TASK INSTRUCTIONS: Your response should contain every line from the data below that holds the string "label".

ENTRIES SHOWN:
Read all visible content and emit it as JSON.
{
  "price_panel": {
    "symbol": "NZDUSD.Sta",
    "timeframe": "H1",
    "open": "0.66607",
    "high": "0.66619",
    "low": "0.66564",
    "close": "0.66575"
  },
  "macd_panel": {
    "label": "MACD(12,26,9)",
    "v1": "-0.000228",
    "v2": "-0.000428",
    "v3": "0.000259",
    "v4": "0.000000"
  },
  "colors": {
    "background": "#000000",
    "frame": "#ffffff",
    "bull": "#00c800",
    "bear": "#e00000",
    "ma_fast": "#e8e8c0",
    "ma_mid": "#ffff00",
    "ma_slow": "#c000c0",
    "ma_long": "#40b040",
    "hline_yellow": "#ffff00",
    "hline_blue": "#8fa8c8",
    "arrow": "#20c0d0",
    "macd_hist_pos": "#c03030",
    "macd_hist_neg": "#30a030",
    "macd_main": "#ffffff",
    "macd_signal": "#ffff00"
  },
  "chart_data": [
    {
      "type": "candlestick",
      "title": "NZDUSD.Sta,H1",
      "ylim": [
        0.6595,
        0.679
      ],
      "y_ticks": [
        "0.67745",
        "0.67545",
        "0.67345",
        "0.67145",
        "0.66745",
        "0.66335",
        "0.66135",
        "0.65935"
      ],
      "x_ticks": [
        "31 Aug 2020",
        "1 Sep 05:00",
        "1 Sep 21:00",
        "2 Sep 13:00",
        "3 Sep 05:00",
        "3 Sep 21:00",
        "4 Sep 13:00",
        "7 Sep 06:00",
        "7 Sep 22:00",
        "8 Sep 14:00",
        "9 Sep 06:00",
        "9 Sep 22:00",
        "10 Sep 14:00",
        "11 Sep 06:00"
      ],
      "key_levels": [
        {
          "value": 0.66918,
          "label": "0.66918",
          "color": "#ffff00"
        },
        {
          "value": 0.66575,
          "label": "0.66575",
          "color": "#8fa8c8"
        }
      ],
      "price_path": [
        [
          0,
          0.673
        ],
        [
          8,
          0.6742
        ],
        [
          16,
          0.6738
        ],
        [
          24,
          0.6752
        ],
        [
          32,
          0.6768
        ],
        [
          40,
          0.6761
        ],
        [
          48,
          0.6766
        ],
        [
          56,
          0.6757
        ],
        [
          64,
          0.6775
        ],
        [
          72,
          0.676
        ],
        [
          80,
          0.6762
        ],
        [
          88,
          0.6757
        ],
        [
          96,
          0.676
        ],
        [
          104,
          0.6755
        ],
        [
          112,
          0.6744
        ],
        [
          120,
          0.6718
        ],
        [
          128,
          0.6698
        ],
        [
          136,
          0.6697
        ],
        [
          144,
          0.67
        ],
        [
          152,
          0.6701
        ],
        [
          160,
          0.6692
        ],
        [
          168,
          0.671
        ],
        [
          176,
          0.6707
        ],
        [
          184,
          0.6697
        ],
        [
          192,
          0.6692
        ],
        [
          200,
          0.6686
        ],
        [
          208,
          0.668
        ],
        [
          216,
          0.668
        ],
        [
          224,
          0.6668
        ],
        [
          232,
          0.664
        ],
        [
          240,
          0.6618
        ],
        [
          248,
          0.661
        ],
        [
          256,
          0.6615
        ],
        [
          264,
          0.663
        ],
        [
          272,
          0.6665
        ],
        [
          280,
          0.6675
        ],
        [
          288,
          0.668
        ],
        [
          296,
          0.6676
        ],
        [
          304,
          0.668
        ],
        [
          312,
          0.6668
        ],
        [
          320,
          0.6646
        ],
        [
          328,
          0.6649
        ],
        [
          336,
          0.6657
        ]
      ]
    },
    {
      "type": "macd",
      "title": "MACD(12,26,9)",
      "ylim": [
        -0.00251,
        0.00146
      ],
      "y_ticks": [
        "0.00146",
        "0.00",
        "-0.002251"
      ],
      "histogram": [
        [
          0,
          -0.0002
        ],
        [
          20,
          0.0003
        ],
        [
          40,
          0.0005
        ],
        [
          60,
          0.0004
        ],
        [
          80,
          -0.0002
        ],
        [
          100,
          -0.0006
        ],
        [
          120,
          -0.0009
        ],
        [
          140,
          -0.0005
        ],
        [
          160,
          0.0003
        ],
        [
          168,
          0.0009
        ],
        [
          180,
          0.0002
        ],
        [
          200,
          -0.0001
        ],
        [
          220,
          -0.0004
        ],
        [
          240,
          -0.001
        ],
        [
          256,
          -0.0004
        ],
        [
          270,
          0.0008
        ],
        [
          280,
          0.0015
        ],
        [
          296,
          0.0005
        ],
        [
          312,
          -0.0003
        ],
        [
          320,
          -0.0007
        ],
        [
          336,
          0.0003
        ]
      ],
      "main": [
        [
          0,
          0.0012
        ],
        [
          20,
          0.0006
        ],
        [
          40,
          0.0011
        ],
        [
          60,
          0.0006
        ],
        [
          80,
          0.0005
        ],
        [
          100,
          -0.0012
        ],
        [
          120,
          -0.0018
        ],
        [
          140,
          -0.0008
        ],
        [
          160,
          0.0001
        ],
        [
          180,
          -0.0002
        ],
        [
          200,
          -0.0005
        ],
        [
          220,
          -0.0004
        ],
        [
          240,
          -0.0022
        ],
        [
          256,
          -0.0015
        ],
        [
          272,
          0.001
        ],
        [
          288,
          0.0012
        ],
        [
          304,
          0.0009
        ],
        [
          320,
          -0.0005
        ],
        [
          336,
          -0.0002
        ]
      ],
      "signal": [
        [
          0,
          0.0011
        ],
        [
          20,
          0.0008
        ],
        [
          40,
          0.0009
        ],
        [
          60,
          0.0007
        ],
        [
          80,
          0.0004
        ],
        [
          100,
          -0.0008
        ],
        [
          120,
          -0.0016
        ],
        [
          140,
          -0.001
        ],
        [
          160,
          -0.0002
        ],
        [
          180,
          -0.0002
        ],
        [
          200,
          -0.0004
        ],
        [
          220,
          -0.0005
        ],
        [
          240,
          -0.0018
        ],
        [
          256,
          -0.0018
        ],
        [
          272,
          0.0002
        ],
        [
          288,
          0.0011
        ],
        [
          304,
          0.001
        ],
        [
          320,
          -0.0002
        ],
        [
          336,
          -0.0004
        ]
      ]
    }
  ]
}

TASK RESPONSE:
    "label": "MACD(12,26,9)",
          "label": "0.66918",
          "label": "0.66575",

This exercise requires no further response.